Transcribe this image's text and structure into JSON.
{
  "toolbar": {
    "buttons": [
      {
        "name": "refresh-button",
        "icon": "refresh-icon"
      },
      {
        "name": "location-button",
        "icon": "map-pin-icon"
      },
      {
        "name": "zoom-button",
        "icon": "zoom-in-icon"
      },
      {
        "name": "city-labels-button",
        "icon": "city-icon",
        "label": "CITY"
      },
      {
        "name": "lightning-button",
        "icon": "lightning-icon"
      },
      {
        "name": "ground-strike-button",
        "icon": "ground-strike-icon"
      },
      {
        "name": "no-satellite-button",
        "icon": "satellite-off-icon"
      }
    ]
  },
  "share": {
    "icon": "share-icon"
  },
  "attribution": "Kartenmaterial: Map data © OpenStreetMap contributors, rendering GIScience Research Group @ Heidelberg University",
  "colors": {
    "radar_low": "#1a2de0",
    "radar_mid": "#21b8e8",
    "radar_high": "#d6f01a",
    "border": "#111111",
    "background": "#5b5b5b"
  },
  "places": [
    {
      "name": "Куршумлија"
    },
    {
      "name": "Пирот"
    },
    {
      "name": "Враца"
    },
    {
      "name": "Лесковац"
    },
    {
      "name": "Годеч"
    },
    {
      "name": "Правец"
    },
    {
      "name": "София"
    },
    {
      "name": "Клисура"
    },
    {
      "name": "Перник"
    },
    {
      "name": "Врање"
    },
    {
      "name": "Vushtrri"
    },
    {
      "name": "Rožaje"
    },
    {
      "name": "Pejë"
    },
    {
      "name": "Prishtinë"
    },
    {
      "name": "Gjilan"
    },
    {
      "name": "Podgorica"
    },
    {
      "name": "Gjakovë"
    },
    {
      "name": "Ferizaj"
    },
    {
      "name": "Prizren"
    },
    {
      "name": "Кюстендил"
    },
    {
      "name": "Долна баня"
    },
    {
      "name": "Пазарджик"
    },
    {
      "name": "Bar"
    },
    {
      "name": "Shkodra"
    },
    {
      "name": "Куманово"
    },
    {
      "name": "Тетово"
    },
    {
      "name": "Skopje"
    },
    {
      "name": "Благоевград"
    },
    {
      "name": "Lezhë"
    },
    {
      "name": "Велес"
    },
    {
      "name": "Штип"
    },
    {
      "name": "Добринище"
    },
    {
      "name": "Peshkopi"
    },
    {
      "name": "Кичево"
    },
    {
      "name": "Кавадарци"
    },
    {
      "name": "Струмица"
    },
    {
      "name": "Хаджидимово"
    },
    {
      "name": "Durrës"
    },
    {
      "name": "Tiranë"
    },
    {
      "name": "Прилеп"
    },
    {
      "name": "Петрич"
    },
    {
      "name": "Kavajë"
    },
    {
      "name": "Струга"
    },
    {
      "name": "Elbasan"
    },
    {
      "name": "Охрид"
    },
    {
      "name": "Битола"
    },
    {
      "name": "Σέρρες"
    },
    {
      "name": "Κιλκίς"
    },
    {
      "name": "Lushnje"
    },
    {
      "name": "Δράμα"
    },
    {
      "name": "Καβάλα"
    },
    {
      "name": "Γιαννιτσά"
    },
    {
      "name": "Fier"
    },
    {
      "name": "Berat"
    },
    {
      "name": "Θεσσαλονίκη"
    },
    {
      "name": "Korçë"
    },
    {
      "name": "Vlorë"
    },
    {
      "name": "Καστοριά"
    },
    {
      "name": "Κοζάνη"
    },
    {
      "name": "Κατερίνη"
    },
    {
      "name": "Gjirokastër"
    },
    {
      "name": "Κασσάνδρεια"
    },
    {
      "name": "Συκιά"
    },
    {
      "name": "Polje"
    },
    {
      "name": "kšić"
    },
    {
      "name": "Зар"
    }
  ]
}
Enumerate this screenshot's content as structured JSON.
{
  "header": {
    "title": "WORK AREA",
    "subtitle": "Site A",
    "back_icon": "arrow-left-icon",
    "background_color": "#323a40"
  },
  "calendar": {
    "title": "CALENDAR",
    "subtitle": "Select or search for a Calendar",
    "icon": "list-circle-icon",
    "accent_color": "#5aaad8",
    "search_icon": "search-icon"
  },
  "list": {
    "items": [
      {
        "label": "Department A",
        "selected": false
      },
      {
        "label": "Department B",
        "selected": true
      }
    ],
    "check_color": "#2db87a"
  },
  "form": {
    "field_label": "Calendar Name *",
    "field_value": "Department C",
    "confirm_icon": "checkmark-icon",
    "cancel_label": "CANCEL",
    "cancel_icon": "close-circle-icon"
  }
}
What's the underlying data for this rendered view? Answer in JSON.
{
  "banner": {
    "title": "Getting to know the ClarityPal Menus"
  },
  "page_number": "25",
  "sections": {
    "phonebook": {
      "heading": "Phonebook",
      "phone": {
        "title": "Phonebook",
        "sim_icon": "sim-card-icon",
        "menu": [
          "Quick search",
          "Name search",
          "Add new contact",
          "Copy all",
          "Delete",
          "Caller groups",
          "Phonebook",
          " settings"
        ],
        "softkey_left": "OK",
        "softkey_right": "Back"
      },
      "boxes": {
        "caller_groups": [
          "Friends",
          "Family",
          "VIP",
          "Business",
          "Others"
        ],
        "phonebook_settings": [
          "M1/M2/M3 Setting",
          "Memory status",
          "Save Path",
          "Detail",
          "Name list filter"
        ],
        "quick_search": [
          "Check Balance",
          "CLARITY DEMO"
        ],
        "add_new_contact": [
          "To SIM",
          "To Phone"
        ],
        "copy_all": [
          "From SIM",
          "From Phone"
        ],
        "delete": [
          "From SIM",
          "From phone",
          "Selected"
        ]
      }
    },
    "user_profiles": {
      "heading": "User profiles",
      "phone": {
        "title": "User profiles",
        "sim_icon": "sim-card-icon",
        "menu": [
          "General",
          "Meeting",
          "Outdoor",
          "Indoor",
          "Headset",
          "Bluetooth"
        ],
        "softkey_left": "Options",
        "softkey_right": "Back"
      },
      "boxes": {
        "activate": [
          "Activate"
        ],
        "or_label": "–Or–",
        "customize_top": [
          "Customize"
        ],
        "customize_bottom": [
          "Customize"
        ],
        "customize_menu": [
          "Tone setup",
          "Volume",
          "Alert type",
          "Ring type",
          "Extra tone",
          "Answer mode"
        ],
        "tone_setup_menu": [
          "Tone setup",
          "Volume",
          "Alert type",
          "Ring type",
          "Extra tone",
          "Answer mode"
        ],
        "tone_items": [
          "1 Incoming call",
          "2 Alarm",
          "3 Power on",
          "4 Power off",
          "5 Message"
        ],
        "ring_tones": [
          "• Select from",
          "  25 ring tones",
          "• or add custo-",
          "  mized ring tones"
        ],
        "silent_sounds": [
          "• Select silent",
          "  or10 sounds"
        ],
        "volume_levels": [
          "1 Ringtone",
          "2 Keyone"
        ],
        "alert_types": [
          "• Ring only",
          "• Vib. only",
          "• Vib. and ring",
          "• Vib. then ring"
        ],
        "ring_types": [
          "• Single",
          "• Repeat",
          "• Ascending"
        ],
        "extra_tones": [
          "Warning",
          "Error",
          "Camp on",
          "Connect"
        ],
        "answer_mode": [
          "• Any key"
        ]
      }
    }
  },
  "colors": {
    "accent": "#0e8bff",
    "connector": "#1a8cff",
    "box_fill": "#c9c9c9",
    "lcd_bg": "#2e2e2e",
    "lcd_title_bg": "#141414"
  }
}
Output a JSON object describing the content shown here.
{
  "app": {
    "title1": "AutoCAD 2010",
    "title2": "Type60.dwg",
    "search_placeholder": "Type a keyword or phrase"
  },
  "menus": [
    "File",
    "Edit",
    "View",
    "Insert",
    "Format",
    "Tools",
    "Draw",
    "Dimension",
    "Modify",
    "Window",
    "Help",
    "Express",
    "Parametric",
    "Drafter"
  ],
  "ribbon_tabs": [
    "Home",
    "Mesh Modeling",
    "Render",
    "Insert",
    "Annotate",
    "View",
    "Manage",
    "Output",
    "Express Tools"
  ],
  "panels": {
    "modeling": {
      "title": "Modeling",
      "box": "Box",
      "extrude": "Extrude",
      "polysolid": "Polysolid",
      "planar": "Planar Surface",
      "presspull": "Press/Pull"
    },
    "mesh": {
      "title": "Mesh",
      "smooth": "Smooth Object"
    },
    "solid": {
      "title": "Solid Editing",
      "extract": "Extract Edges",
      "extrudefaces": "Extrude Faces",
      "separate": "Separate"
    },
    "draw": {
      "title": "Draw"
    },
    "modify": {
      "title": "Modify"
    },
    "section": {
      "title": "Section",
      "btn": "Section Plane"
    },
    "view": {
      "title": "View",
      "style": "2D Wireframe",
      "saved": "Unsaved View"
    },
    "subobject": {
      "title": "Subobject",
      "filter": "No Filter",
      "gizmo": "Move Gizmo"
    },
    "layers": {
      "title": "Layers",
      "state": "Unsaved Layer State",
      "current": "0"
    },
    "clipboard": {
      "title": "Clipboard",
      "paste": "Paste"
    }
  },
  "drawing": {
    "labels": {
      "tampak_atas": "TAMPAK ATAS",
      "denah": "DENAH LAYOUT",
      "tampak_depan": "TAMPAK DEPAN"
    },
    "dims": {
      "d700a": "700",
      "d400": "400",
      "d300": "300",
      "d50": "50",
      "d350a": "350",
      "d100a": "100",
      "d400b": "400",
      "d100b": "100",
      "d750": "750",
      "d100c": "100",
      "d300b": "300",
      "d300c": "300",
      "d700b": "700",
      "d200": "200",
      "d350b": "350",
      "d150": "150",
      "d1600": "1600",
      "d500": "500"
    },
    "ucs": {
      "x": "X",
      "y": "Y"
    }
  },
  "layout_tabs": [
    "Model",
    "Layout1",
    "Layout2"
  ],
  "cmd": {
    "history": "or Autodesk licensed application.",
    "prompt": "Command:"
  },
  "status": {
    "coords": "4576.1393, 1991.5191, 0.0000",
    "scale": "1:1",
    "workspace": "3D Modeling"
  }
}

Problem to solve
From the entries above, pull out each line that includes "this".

Task response
Transcribe this image's text and structure into JSON.
Enumerate this screenshot's content as structured JSON.
What's the underlying data for this rendered view? Answer in JSON.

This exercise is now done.